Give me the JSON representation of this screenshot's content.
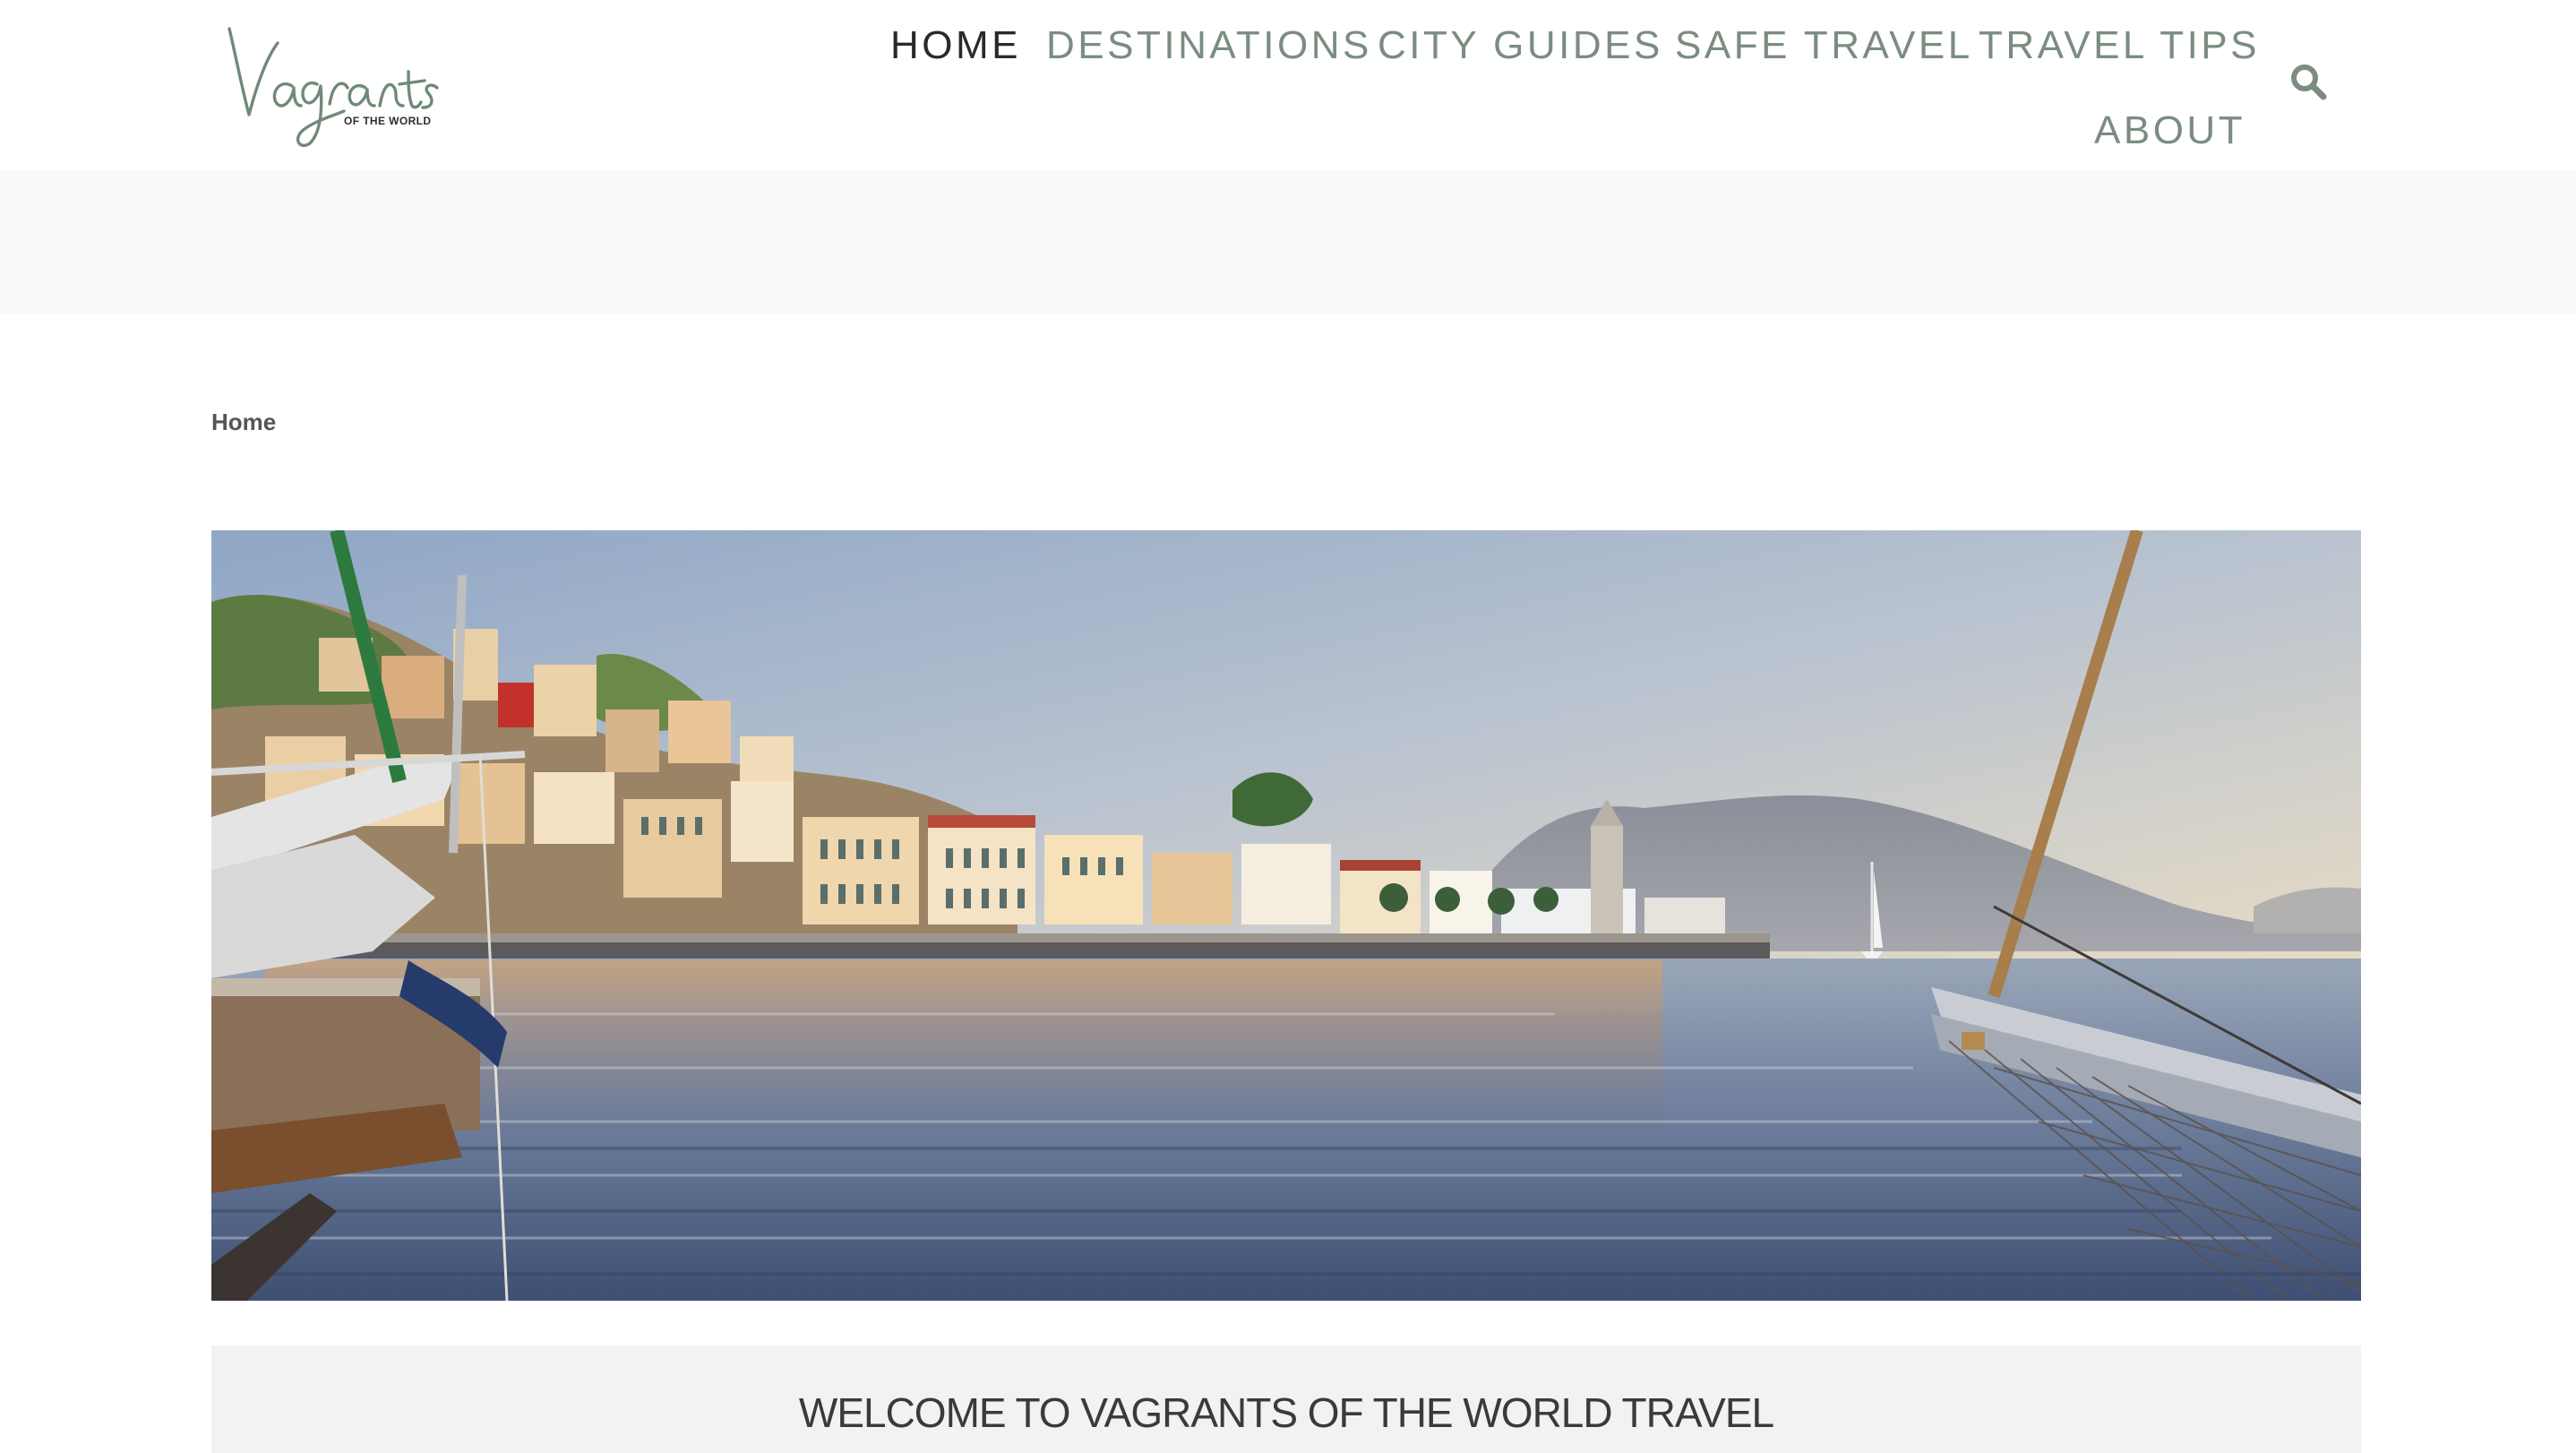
{
  "header": {
    "logo": {
      "script_text": "Vagrants",
      "tagline": "OF THE WORLD"
    },
    "nav": [
      {
        "label": "HOME",
        "active": true
      },
      {
        "label": "DESTINATIONS",
        "active": false
      },
      {
        "label": "CITY GUIDES",
        "active": false
      },
      {
        "label": "SAFE TRAVEL",
        "active": false
      },
      {
        "label": "TRAVEL TIPS",
        "active": false
      },
      {
        "label": "ABOUT",
        "active": false
      }
    ],
    "search_icon": "search-icon"
  },
  "breadcrumb": {
    "current": "Home"
  },
  "welcome": {
    "title": "WELCOME TO VAGRANTS OF THE WORLD TRAVEL"
  },
  "colors": {
    "nav_text": "#7b8c80",
    "nav_active": "#2a2a2a",
    "band": "#f9f9f9",
    "welcome_bg": "#f2f2f2",
    "logo_green": "#6f8a78"
  }
}
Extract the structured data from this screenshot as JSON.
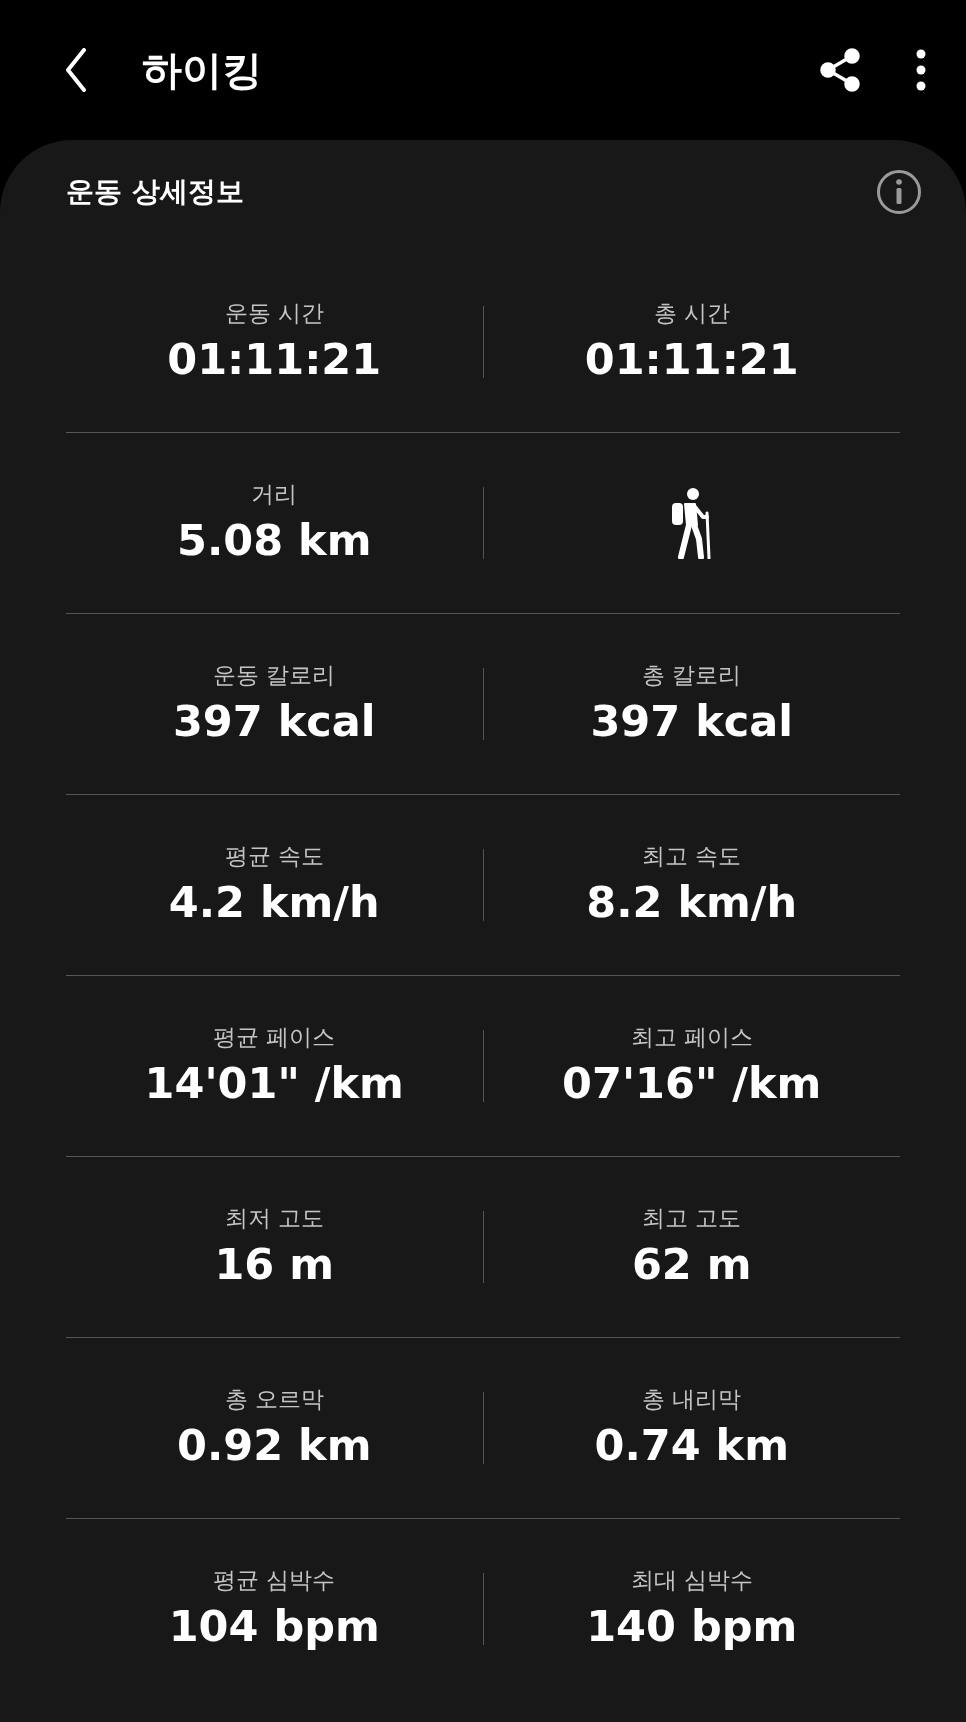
{
  "header": {
    "title": "하이킹"
  },
  "card": {
    "title": "운동 상세정보"
  },
  "rows": [
    [
      {
        "kind": "stat",
        "label": "운동 시간",
        "value": "01:11:21"
      },
      {
        "kind": "stat",
        "label": "총 시간",
        "value": "01:11:21"
      }
    ],
    [
      {
        "kind": "stat",
        "label": "거리",
        "value": "5.08 km"
      },
      {
        "kind": "icon"
      }
    ],
    [
      {
        "kind": "stat",
        "label": "운동 칼로리",
        "value": "397 kcal"
      },
      {
        "kind": "stat",
        "label": "총 칼로리",
        "value": "397 kcal"
      }
    ],
    [
      {
        "kind": "stat",
        "label": "평균 속도",
        "value": "4.2 km/h"
      },
      {
        "kind": "stat",
        "label": "최고 속도",
        "value": "8.2 km/h"
      }
    ],
    [
      {
        "kind": "stat",
        "label": "평균 페이스",
        "value": "14'01\" /km"
      },
      {
        "kind": "stat",
        "label": "최고 페이스",
        "value": "07'16\" /km"
      }
    ],
    [
      {
        "kind": "stat",
        "label": "최저 고도",
        "value": "16 m"
      },
      {
        "kind": "stat",
        "label": "최고 고도",
        "value": "62 m"
      }
    ],
    [
      {
        "kind": "stat",
        "label": "총 오르막",
        "value": "0.92 km"
      },
      {
        "kind": "stat",
        "label": "총 내리막",
        "value": "0.74 km"
      }
    ],
    [
      {
        "kind": "stat",
        "label": "평균 심박수",
        "value": "104 bpm"
      },
      {
        "kind": "stat",
        "label": "최대 심박수",
        "value": "140 bpm"
      }
    ]
  ]
}
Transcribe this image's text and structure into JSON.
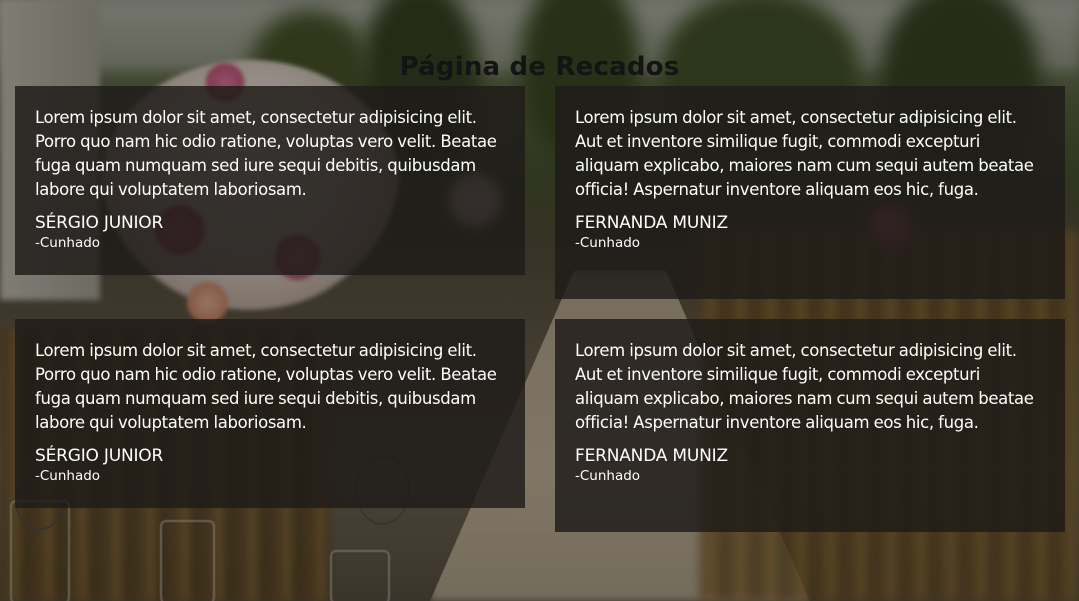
{
  "page": {
    "title": "Página de Recados"
  },
  "messages": [
    {
      "text": "Lorem ipsum dolor sit amet, consectetur adipisicing elit. Porro quo nam hic odio ratione, voluptas vero velit. Beatae fuga quam numquam sed iure sequi debitis, quibusdam labore qui voluptatem laboriosam.",
      "author": "SÉRGIO JUNIOR",
      "relation": "-Cunhado"
    },
    {
      "text": "Lorem ipsum dolor sit amet, consectetur adipisicing elit. Aut et inventore similique fugit, commodi excepturi aliquam explicabo, maiores nam cum sequi autem beatae officia! Aspernatur inventore aliquam eos hic, fuga.",
      "author": "FERNANDA MUNIZ",
      "relation": "-Cunhado"
    },
    {
      "text": "Lorem ipsum dolor sit amet, consectetur adipisicing elit. Porro quo nam hic odio ratione, voluptas vero velit. Beatae fuga quam numquam sed iure sequi debitis, quibusdam labore qui voluptatem laboriosam.",
      "author": "SÉRGIO JUNIOR",
      "relation": "-Cunhado"
    },
    {
      "text": "Lorem ipsum dolor sit amet, consectetur adipisicing elit. Aut et inventore similique fugit, commodi excepturi aliquam explicabo, maiores nam cum sequi autem beatae officia! Aspernatur inventore aliquam eos hic, fuga.",
      "author": "FERNANDA MUNIZ",
      "relation": "-Cunhado"
    }
  ],
  "colors": {
    "card_background": "#1e1b18",
    "title_text": "#141414",
    "card_text": "#ffffff"
  }
}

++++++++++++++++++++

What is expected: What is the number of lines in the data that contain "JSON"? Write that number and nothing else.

Written response: 3